October 2011: Business travelers know how to book an airline flight, but many Orlando visitors book flights rarely, if at all. In the olden days, you booked through a travel agent and she tracked down the lowest fare possible. In the here-and-now, a travel agent may find the lowest fare, but most then tack a service fee on top of it, making it not-so-cheap after all.
If booking online, get comfortable with one fact: You’ll never know if you got the lowest ticket price. Should you have booked two months ago? Maybe. If you wait until the last minute, will rates get cheaper through last-minute specials? It’s possible. Make peace with the unknown, take your best shot, and accept the consequences.
Here, however, are some suggestions for netting the lowest fare possible:
- If you’re planning ahead, register with one of the major travel Websites for a version of “price alert.” On Travelocity.com, for example, you give them your departure city, destination city, and a price you’d like to pay. If prices drop below that point, Travelocity will notify you by e-mail. If/when that occurs go immediately to the e-mail and try to book the flight. The cheap seats go quickly, and it’s first-come, first-served.
- Found a flight/price you like? Or find a price you like but no availability when you try to book it? Go directly to the individual airlines’ websites. Sometimes they hold back space at the low rates and you can still nab it. At times, the same flight might be a few dollars cheaper.
- If you still can’t book it, stay up late. Airline availability resets at midnight, and some seats may have been on hold but not booked. At a few minutes after midnight, they may (but may not) open up.
- If booking soon, visit the bigger travel websites first – Expedia.com, Priceline.com, Travelocity.com and Orbitz.com – and get a feel for prices. (www.igougo.com searches a number of Websites simultaneously.) Many times, the results are within a few dollars of each other. This helps you believe the price you’re looking at is the lowest currently available, and if you can get something close to it, you’re not getting scammed. You may not get this rate if unwilling to fly at, say, 6 a.m. out of Orlando, but at least you know why you’re paying extra.
- Also visit either your departure city and the Orlando airport’s website and see if any smaller airlines can get you there.
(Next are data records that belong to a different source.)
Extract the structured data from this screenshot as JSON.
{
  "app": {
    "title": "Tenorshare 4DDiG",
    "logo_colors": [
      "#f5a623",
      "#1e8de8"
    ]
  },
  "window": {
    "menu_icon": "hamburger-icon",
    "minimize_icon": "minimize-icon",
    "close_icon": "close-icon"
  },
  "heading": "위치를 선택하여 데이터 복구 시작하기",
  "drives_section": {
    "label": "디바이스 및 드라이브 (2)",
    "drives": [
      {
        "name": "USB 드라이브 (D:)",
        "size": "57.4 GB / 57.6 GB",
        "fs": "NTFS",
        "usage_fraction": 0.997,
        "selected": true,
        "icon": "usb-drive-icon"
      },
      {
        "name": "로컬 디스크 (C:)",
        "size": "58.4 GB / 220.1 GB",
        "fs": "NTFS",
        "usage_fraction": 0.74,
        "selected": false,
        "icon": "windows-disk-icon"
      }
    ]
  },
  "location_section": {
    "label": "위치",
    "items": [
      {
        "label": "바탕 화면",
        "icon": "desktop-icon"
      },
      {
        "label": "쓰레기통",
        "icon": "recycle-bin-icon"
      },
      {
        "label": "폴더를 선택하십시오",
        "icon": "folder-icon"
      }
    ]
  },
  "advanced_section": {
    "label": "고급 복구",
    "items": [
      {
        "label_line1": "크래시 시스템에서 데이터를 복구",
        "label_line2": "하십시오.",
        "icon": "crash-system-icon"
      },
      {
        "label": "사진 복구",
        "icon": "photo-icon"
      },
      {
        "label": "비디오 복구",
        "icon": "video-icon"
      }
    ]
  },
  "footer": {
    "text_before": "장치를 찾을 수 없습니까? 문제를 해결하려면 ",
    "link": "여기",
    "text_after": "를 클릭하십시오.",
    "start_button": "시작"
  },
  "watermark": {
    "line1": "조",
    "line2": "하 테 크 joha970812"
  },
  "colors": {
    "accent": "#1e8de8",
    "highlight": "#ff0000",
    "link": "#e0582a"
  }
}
Some airlines like Southwest, which is not small in any sense of the word, don’t book through the major search engines. Also check nearby Orlando Sanford airport, which is only about 40 minutes farther from Walt Disney World and roughly equal in distance from downtown Orlando. If you find an airline match, visit its website and price a ticket.
- Once a flight is booked, consider drinking heavily.